I can’t say I truly love language. If I did, I would have spent a lifetime studying more than my native tongue and digging deeper into its intricacies. If anything, when I write, I do so largely by instinct. I can define few of its rules such as “dangling participle” without having to look it up first.
I can, however, say I love the idea of it. I love how it can be used as a weapon as easily as it can heal. It brings people together, encourages creativity. It also causes wars and strife.
God loves language. He created the universe by speaking it into existence (Genesis 1:1-31 & Ps. 33:6). One of Jesus’ names is the Word of God (John 1). Scripture warns us of its power to destroy as well as create (see Proverbs 11:9, 15:4, 16:24 & 18:21).
Yesterday while perusing Netflix, I saw the description of the movie (based on the book by the same name), “The Professor and the Madman” (2019): “Completing the first dictionary will take a bit of smarts and a bit of madness. The words will come eventually,” I was of course intrigued. It’s about how the Oxford Dictionary was first written, the challenges of such a massive endeavor, and how it nearly failed without the help of a criminally insane murderer who alone submitted over 10,000 words.
Mel Gibson plays the professor and Sean Penn plays the madman. Incredibly acted by both, and the dialog alone is fantastic. One quote in particular stuck with me:
“… for every word in action becomes beautiful in the light of its own meaning.”
Words matter; their definitions equally so. Because without their definitions including their etymology (origin), they become flat if not ultimately meaningless—a bunch of letters strung together and nothing else.
Which is why I get particularly grumpy when people (especially our government and other powers that be—including the current Oxford Dictionary publisher, ironically enough) try to erase or ban words, or change their meaning to either make them meaningless or the direct opposite of their origin.

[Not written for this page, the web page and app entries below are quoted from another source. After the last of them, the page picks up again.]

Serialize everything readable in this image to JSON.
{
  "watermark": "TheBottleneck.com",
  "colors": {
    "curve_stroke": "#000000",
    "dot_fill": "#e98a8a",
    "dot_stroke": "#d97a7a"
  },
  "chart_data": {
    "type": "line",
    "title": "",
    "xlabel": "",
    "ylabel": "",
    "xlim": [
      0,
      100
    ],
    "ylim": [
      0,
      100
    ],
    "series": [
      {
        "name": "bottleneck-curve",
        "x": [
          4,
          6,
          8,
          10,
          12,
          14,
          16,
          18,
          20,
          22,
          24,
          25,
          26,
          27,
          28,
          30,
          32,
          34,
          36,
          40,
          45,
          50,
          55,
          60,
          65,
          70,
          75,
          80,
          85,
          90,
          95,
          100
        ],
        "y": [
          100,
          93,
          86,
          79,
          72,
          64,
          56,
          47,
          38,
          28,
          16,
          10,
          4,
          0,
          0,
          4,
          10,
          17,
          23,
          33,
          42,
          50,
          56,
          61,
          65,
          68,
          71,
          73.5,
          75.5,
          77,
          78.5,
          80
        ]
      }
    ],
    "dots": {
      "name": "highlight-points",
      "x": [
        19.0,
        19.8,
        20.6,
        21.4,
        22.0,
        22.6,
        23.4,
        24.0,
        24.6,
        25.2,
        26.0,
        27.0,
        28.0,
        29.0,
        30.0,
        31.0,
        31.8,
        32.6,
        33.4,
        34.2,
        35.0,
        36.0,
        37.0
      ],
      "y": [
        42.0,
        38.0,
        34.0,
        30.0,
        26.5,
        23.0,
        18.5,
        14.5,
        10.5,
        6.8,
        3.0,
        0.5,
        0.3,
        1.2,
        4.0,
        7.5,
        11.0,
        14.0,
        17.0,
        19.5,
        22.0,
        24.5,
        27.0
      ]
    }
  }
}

We must protect words and their definition/origins as we would anything else we hold dear, because without language, we can no longer call ourselves human.